Introduction to the special issue: negotiating boundaries: effective leadership of interdisciplinary environmental and sustainability programs
- 329 Downloads
This special issue explores challenges and opportunities confronting higher education related to leadership at a variety of levels and the creation of linkages between students, faculty, administration, and community stakeholders necessary to address the many “wicked problems” facing society. One common thread among all the papers is that higher education is being challenged to collectively reexamine and change the paradigms under which they operate. Each of the articles express explicitly or implicitly that change happens through relationships and negotiating boundaries. The papers in this issue explore the challenges of leadership and program development at different scales from student and faculty learning to institutional initiatives that span across an entire campus. The leadership, relationship development, and boundary crossing experiences presented in the papers in this issue address four primary themes—Interdisciplinary Team Building Strategies, Curriculum and Community Connections, Institution-Level Leadership and Perspectives, and Interdisciplinary Leadership and Scholarship Support. Each of the individual papers address a pressing need in interdisciplinary and transdisciplinary work for development of effective, situation-relevant methods for negotiating disciplinary and professional boundaries.

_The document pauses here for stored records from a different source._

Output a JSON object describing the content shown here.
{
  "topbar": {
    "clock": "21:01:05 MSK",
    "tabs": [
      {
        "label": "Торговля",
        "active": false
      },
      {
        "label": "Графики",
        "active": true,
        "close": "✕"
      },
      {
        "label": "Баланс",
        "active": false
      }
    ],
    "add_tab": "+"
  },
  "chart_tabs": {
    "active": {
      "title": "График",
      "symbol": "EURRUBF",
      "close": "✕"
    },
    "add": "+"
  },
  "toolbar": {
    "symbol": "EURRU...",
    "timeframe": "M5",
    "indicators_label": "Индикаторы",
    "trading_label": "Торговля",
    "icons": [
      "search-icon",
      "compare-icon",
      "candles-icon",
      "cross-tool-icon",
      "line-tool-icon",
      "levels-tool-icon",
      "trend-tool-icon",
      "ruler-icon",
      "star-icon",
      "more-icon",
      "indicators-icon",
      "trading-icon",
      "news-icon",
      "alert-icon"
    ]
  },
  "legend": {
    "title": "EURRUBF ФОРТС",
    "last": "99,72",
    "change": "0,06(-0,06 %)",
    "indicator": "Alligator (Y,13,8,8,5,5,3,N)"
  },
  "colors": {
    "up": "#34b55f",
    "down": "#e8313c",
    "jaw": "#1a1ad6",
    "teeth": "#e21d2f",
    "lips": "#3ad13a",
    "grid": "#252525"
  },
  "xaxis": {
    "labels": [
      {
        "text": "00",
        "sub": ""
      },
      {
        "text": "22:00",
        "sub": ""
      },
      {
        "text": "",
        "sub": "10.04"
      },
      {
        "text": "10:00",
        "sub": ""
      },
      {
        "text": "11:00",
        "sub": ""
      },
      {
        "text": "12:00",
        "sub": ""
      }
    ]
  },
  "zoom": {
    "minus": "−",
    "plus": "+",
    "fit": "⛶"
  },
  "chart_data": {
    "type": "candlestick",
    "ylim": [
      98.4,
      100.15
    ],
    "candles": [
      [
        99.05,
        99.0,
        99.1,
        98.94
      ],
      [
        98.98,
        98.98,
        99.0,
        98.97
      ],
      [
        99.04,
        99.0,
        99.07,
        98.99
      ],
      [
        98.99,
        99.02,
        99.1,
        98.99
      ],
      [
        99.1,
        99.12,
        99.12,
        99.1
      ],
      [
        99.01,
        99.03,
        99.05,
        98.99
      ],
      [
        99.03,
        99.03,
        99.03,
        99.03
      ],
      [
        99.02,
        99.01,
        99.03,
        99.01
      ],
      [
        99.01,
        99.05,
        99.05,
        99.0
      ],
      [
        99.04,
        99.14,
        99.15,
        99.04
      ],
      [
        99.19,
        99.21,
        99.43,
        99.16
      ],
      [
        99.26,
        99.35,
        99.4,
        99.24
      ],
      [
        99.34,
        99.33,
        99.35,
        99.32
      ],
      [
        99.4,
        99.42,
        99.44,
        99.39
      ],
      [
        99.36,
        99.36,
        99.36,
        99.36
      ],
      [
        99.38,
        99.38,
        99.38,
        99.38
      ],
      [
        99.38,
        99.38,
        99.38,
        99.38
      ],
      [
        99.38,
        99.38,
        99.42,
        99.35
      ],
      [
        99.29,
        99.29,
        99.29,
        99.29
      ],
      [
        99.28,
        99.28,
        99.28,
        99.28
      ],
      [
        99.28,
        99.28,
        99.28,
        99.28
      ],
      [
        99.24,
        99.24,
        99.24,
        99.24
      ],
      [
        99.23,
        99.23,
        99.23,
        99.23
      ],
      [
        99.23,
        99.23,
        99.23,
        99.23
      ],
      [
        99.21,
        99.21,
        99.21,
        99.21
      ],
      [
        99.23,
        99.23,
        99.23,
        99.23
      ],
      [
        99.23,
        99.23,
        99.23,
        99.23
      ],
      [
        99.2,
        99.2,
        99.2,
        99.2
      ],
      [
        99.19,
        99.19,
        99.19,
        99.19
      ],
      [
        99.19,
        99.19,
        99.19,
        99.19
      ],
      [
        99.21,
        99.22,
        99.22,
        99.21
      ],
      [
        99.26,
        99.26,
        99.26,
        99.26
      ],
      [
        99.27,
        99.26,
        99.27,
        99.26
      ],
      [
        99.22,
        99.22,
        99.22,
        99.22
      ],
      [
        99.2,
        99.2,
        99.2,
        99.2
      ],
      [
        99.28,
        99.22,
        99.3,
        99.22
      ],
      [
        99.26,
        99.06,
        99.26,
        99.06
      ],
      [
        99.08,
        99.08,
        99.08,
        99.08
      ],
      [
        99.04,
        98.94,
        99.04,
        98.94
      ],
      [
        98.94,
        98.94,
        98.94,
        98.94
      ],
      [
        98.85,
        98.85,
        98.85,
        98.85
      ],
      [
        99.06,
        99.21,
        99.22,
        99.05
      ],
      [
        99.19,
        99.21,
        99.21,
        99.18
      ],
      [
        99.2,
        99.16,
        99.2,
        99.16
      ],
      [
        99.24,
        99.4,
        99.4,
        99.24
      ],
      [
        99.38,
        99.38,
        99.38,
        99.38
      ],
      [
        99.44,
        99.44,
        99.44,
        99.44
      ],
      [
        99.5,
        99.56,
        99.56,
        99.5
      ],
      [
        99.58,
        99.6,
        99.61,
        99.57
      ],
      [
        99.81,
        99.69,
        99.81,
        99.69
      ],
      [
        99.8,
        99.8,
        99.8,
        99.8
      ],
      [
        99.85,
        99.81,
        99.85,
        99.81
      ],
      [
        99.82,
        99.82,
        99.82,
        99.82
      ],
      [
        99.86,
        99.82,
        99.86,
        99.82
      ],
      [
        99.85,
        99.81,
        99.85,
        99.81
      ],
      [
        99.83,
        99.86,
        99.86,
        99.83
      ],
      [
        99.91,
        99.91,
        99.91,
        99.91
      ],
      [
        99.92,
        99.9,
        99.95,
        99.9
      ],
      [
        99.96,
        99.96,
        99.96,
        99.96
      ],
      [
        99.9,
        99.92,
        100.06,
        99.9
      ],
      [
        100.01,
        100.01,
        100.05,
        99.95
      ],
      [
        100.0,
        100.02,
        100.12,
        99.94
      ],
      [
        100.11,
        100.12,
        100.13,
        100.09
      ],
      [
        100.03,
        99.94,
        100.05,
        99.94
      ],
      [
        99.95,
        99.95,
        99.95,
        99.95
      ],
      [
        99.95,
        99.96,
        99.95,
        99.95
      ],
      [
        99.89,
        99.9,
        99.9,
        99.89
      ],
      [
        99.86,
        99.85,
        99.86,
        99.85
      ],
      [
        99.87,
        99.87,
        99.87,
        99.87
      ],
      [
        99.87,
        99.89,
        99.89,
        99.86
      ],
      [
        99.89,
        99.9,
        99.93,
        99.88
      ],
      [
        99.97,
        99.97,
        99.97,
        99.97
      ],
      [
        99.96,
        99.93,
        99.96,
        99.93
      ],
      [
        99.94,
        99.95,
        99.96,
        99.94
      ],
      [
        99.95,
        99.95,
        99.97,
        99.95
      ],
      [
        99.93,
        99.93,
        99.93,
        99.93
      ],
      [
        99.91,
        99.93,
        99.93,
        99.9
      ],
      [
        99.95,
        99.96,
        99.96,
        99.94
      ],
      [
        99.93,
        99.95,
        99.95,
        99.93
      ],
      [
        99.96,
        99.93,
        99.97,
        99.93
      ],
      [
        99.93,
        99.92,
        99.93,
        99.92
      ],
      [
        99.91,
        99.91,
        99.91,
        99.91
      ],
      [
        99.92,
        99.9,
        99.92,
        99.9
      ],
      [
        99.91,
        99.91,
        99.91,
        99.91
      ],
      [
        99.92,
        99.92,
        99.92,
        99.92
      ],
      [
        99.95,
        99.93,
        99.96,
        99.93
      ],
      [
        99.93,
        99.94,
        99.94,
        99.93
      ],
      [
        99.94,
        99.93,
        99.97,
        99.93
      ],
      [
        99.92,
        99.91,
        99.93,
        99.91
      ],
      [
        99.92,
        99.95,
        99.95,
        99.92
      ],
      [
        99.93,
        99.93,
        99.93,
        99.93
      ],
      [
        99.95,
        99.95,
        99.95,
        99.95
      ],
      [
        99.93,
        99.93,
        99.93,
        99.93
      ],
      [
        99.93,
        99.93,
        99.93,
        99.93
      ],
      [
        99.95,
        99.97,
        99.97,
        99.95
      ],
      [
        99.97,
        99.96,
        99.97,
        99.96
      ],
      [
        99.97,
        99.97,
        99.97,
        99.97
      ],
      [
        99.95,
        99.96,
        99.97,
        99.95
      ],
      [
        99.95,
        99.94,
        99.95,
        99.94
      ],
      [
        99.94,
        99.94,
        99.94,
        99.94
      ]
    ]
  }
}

KeywordsLeadership Interdisciplinary Environmental programs Sustainability programs Curriculum Professional development Institutional structure Wicked problems
This development of this special issue was supported by the Council of Environmental Deans and Directors and the Center for Environmental Education Research, National Council for Science and the Environment, and by the National Socio-environmental Synthesis Center (SESYNC) under funding received from the National Science Foundation DBI-1052875.
- Committee on the Science of Team Science (2015) Enhancing the effectiveness of Team Science. The National Academies Press, Washington, D.C., p 289. doi: 10.17226/19007
- Halvorsen KE, Knowlton JL, Mayer AS, Phifer CC, Martins T, Pischke EC, Propato TS, Cavigliasso P, Garcia C, Chiappe M, Eastmond A, Licata J, Kuhlberg M, Medeiros R, Picasso V, Mendez G, Primo P, Frado A, Veron S, Dunn JL (2015) A case study of strategies for fostering international, interdisciplinary research. J Environ Stud Sci. doi: 10.1007/s13412-015-0336-7 Google Scholar
- Hawthorne D, Wei C (2016) Learning to integrate across natural and social sciences. J Environ Stud Sci. doi: 10.1007/s13412-015-0358-1
- Motloch JL (2015) Gabriele Bammer (ed): disciplining interdisciplinarity: integration and implementation sciences for researching complex real-world problems (and the deeper science challenge to co-evolve with complexity). J Environ Stud Sci doi 10.1007/s13412-015-0303-3
- Pennington D (2015) A conceptual model for knowledge integration in interdisciplinary teams: orchestrating individual learning and group processes. J Environ Stud Sci (in production)Google Scholar
- Rittel H, Webber M (1973) Dilemmas in a general theory of planning pp. 155–169, policy sciences, Vol. 4, Elsevier Scientific Publishing Company, Inc., Amsterdam 1973Google Scholar
- Vincent S, Dutton K (2015) Three perspectives on US interdisciplinary environmental and sustainability programs: a review of the findings of the 2003–2014 studies of the center for environmental education research, national council for science and the environment. J Environ Stud Sci. doi: 10.1007/s13412-015-0281-5 Google Scholar